This buying model, one in which roasters work directly with farmers instead of green bean brokers, helped to usher in the era of third-wave coffee. Companies like Counter Culture, Intelligentsia, and Stumptown led the charge to origin as they procured supreme coffees directly from the people who grew it and often collaborated with the farmers to further increase quality.
While each company that practices Direct Trade may have a slightly different definition of the term, most would say that they are negotiating a price with the farmer directly and they meet with the farmer regularly at origin. The benefits of doing this are in the cup. If a roaster is able to establish a partnership like this, the roaster will end up with outstanding and exclusive green beans – purchased in a way that allows the farmers to have enough profit to re-invest in their farm with the hope of producing even better coffee each year, providing the roaster with a sustainable source for great coffee.
Now, “sourcing at origin” does not automatically mean the roaster is establishing direct trade relationships. From here we get into other terms like “Relationship Coffee” or “Responsibily Sourced” coffee.
If we are working with an exporter at origin, we may cup 50 to 100 coffees with that exporter on a particular trip. Some of this coffee, the exporter may have already purchased for re-sale. If we like it, as long as we are confident that the exporter paid a good price for the coffee and was done so transparently, we would then buy the coffee from the exporter. We may or may not actually meet this particular grower. In some cases, if the coffee is good year-to-year, we may establish a direct trade relationship – facilitated by the exporter — with this grower, but this first purchase would not be called “Direct Trade”. The coffee, though, would fit into our Farm to Cup coffee program as a transparent or responsibly sourced coffee.
Some of this coffee cupped with the exporter might not yet be purchased, in which case, if the coffee is good, and the exporter willing, we would then meet directly with the grower and negotiate a price. We would call this a Direct Trade coffee.
As long as a roaster is willing, there are other ways to establish direct trade relationships.

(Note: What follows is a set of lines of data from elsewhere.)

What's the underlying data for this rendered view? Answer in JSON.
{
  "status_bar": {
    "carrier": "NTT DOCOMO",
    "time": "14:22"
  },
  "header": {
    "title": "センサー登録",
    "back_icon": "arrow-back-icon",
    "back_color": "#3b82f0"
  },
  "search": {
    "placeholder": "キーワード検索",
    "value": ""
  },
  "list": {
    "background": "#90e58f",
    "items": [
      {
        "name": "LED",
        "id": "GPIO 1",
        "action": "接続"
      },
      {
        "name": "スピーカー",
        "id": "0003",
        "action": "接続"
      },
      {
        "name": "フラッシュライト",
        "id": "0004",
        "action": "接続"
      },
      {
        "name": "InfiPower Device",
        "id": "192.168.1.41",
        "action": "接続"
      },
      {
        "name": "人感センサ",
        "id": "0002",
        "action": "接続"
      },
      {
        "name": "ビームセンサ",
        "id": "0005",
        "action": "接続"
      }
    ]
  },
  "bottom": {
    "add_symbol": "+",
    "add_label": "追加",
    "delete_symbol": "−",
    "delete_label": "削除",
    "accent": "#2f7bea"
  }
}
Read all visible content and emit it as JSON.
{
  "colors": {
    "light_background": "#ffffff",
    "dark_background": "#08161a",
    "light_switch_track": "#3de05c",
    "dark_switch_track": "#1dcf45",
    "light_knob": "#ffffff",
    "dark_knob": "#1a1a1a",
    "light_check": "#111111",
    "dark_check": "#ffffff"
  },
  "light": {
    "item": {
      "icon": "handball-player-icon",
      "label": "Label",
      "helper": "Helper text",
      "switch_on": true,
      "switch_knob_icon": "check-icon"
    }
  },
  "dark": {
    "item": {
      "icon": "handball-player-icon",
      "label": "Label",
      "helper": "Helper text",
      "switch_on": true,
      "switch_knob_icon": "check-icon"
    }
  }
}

Coffee conferences bring buyers and growers together, and international coffee auctions can be used to connect with particular farmers – though purchasing via an auction would not really be “Direct Trade”. A roaster may be introduced to a great farmer through the auction and might, then, establish a Direct Trade relationship.
But, regardless of how it happens, Direct Trade is/should be defined as a roaster working directly with a grower, as the term was originally defined by those who first participated in the practice.
The best of these relationships are the ones in which the roaster can take an active roll in the growing, harvesting, and processing of the coffee and the trading becomes a true partnership.
by Chuck Patton
Bird Rock Coffee Roasters